App and web page records

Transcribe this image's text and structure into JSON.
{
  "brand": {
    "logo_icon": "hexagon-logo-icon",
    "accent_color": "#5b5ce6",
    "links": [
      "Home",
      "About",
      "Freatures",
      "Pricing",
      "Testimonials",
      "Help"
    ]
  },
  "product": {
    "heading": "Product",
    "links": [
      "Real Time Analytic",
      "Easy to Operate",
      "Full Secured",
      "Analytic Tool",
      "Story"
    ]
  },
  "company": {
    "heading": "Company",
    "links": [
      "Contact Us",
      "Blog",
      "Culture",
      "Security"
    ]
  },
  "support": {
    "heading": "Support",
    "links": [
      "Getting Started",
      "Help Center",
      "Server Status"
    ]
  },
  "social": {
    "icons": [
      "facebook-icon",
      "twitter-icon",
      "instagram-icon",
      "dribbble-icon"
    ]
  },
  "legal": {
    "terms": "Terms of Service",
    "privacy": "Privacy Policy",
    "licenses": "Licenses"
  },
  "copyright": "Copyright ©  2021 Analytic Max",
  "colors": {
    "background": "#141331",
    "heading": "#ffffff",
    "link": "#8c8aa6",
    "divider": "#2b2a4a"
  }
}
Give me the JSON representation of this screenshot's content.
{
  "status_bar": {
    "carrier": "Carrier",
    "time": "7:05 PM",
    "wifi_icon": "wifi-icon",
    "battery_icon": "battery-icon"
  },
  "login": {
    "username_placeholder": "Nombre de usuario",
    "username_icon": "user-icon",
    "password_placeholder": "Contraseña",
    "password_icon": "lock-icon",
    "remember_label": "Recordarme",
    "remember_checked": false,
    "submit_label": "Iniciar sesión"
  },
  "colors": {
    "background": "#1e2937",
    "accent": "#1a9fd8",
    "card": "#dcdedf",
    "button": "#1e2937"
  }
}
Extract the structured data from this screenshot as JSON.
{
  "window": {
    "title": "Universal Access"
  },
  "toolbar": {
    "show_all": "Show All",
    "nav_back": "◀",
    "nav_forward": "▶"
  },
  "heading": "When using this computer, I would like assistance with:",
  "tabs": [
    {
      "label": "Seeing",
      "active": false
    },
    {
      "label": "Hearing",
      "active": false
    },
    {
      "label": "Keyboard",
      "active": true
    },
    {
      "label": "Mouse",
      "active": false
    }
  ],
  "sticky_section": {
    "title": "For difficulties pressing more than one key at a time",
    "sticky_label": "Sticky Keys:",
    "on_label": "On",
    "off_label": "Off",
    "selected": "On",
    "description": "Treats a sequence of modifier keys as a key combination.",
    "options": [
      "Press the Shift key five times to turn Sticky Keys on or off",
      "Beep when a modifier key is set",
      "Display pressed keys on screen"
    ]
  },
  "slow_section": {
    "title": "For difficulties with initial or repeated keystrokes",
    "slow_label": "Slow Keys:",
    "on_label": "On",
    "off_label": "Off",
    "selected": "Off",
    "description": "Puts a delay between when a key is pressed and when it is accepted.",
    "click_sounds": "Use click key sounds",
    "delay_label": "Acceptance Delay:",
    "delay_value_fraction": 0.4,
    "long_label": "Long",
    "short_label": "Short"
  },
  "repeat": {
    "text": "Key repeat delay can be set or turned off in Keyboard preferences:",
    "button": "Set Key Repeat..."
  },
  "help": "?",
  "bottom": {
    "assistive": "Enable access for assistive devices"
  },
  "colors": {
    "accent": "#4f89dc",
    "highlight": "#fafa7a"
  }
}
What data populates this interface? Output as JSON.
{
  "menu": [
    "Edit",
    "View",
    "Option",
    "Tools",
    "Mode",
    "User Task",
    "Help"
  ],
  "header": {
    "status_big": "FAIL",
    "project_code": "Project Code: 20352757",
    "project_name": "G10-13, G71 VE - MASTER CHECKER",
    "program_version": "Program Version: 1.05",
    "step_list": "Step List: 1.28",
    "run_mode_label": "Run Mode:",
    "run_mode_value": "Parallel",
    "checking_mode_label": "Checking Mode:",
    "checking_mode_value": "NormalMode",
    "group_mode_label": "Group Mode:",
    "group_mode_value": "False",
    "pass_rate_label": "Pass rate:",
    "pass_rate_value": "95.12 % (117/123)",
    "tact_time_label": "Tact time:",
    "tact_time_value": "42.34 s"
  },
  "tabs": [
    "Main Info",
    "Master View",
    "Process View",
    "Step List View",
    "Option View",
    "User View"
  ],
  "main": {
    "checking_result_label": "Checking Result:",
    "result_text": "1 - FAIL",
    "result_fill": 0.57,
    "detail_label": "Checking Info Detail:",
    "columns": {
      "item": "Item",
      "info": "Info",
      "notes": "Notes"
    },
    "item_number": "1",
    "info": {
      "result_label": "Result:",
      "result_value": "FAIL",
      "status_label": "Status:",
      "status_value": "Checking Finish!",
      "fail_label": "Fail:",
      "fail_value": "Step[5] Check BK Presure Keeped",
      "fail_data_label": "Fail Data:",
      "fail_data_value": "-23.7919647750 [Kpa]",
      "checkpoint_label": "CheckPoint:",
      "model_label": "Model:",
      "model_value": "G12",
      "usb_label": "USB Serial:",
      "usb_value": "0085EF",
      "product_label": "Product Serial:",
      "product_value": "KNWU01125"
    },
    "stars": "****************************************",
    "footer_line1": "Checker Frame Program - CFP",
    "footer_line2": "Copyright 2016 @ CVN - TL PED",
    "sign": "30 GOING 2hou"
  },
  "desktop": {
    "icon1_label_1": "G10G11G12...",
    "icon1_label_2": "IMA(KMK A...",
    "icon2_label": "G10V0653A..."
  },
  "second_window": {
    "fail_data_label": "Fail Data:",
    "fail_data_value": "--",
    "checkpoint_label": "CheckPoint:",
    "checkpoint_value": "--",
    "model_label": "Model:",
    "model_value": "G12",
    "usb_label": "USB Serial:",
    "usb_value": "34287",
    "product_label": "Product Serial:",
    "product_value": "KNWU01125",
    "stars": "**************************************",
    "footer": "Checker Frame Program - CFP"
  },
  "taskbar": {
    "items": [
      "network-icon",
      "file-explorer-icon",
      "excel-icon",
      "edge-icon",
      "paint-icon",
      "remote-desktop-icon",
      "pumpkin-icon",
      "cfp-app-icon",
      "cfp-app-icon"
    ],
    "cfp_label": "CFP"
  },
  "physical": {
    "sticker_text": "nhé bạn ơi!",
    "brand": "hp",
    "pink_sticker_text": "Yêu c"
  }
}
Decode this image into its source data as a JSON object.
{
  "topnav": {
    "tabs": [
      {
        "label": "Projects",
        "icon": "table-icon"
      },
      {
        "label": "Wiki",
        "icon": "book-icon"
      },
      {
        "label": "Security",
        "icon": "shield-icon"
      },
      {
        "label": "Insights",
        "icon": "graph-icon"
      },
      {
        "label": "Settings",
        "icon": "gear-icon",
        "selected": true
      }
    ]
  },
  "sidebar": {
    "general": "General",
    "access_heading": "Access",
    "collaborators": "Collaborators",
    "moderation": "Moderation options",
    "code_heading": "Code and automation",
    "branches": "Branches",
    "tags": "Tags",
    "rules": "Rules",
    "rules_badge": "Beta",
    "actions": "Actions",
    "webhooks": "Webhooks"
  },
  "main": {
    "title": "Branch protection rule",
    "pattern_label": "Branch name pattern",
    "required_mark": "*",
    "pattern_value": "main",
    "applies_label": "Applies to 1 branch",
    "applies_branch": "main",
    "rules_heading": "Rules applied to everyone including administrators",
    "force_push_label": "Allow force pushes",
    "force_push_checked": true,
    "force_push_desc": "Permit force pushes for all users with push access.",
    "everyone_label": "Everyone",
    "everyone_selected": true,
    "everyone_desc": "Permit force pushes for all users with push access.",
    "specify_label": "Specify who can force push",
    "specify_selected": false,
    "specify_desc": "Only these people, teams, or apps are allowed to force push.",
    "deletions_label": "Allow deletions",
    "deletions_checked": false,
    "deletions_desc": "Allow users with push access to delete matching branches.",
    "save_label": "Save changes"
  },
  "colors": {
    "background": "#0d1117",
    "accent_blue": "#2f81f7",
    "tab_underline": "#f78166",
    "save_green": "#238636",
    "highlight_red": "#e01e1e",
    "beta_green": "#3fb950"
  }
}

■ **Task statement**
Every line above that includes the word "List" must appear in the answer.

■ **Output for this exercise**
    "step_list": "Step List: 1.28",
    "Step List View",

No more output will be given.